In clear terms, what advice then do you have for those aspiring to make the apex bench or those who are already there?

It is simply by being dispassionate. It is simply by knowing your law. And it is simply by appreciating that whatever you say outlives you. I am talking about Lord Denning. I think, if I recall correctly, he became a judge at about 1943. People are still singing his praises. By the time he came, by 1946, he had already engraved his name. Three years on the bench, he had already engraved his name. In fact, in present day circumstances, you can say he wrote his name in platinum; whatever metal that is more precious than gold. That was exactly what he did. There are judges of the Supreme Court of the United States who also emblazoned their names in gold. So, in the United States, for instance, when you become Chief Justice, the Court you are heading is remembered by your name. That is their own system. This is because when you come, you bring a particular judicial philosophy. You are expected to direct the law to suit the circumstances you have met. 

That was why I said the Supreme Court is not for Emi lokan. We have to bear this thing in mind. If you are a judge, you are no longer judging for yourself, you are judging in the interest of the society. 

How do you feel sir that at 70 considering that some of your students and mentees  are now PhD holders, professors, SANs, judges and the rest?

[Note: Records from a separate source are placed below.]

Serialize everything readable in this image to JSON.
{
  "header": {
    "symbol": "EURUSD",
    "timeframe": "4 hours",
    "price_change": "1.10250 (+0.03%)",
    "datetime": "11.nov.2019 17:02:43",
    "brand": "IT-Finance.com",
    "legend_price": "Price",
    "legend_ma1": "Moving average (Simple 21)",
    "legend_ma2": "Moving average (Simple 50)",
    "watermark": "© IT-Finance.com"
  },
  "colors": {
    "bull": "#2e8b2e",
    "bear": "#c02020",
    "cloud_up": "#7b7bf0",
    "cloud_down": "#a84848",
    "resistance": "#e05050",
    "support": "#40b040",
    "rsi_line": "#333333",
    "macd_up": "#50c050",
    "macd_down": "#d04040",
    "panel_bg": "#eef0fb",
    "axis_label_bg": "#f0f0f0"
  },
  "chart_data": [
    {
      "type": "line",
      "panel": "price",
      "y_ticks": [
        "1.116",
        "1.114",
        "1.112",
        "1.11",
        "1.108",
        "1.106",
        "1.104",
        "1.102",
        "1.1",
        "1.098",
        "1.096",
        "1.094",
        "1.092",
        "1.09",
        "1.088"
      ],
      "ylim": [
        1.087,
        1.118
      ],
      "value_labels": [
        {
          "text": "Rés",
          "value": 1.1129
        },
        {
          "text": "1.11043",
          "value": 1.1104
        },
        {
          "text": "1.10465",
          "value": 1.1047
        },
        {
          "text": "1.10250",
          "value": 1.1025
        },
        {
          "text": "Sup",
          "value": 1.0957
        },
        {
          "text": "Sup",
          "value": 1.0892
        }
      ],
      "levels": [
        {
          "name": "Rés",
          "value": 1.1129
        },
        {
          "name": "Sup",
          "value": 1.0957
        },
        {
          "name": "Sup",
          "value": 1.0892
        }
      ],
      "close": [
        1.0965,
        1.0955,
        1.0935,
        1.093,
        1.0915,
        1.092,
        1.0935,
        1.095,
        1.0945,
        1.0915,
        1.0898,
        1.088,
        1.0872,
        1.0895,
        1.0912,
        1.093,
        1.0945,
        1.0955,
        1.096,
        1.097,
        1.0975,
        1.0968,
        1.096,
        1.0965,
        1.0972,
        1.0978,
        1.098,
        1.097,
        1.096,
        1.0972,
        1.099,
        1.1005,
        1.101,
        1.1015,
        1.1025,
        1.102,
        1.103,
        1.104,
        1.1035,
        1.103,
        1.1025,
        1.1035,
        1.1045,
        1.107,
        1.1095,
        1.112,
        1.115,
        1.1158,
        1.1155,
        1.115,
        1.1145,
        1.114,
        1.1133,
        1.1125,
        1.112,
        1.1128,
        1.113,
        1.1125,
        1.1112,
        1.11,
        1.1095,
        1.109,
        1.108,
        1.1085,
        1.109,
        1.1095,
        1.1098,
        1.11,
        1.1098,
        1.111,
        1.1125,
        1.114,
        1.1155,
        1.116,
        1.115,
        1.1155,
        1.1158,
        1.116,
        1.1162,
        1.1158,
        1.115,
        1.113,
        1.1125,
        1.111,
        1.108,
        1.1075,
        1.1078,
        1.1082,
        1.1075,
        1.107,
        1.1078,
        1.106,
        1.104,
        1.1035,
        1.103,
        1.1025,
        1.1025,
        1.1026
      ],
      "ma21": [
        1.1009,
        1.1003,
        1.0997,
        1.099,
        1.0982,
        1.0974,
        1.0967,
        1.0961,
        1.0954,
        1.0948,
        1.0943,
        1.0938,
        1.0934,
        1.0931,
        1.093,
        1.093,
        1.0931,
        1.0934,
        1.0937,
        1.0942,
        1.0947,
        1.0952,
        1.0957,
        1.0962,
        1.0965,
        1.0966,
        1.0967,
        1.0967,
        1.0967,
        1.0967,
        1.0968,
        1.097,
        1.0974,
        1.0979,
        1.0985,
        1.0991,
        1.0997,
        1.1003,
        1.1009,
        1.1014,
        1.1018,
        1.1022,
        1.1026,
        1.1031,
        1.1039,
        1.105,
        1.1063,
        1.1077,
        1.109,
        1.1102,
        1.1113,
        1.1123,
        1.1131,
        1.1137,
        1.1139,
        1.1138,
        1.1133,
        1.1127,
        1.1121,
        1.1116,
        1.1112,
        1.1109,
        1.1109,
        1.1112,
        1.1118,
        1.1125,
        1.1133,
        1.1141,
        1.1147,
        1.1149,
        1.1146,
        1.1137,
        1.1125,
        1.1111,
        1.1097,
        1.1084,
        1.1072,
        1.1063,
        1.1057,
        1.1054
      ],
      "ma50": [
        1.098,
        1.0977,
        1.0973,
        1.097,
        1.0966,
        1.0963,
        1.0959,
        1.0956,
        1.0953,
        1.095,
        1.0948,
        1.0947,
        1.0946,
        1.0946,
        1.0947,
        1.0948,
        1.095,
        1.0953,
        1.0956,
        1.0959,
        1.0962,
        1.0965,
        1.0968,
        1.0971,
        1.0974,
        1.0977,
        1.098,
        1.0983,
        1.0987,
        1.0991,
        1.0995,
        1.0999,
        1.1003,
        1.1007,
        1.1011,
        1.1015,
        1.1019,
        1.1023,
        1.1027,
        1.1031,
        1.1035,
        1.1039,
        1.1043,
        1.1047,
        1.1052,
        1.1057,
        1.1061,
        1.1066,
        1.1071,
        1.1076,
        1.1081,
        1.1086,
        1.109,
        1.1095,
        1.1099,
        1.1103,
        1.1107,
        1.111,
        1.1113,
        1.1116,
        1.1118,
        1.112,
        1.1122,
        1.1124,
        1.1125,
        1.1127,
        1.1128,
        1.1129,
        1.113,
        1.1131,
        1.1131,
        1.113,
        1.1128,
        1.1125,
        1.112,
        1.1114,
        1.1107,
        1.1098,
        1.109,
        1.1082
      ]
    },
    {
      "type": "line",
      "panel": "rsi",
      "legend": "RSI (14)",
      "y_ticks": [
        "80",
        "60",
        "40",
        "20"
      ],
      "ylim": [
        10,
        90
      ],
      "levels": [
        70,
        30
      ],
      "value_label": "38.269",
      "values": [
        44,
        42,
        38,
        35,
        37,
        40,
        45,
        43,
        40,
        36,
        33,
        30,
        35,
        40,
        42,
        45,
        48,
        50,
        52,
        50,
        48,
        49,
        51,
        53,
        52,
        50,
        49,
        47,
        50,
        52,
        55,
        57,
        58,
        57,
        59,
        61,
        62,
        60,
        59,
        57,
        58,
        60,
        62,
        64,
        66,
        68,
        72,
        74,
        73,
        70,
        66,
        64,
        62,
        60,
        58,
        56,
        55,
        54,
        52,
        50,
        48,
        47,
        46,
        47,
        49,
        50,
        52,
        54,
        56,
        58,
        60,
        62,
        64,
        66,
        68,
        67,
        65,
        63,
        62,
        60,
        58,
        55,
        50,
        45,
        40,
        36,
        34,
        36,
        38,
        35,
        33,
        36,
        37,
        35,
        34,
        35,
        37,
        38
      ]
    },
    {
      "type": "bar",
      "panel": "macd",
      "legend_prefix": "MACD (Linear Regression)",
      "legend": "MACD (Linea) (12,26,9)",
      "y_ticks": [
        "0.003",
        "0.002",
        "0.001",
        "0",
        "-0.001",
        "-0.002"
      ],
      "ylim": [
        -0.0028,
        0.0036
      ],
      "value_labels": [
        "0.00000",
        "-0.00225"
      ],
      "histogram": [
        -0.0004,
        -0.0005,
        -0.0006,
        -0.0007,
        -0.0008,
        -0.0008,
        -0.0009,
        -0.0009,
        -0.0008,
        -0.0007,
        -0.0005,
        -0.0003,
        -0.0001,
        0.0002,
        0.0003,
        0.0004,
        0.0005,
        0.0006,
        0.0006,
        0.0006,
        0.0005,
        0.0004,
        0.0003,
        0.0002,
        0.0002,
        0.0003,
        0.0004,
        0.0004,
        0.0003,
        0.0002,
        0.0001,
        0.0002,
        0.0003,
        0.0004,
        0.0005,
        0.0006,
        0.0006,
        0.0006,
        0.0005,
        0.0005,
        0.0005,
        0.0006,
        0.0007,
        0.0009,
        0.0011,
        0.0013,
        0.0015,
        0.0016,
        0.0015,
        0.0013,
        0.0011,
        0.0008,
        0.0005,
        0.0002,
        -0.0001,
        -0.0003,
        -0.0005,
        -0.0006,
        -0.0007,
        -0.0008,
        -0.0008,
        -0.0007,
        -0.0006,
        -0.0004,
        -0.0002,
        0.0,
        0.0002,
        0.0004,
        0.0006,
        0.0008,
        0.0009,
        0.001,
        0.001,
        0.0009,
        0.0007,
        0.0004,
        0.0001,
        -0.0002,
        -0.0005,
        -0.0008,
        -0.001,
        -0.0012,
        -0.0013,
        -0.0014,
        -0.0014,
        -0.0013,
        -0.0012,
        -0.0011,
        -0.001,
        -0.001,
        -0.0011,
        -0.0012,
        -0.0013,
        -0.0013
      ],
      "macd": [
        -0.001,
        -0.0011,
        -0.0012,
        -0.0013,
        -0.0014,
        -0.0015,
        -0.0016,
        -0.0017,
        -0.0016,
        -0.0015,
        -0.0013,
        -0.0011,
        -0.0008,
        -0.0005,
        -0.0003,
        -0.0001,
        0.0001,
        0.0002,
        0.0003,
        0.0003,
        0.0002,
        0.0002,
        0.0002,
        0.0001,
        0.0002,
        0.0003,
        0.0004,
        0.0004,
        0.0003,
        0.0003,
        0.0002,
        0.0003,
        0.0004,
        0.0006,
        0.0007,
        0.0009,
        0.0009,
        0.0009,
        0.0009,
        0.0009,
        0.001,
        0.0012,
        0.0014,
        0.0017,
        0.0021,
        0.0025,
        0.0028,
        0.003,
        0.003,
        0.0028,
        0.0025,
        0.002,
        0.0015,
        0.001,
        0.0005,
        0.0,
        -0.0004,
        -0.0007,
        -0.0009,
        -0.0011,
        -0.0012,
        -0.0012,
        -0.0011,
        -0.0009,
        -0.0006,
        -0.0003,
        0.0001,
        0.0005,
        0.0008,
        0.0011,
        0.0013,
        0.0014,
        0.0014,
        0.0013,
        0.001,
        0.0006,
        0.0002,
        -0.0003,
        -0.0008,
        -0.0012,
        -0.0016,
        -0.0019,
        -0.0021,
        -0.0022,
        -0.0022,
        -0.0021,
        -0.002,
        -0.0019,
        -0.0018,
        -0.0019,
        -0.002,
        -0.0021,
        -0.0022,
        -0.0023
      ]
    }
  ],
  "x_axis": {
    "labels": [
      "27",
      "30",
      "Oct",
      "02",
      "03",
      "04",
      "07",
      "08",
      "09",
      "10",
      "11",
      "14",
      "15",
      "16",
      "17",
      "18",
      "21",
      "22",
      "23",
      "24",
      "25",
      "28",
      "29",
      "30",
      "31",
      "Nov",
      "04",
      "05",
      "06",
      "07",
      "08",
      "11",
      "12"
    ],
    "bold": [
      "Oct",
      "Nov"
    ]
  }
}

You know that every teacher, even if it is just for a day, has his reward in heaven. When I  looked at the generation of people who wished me happy birthday celebration, it included all those you are calling. It included those calling me to say oh, you did this to me, you mentored me, you were my teacher at so so and so university. I think that is the reward in heaven  that teachers were promised. So, I’m happy.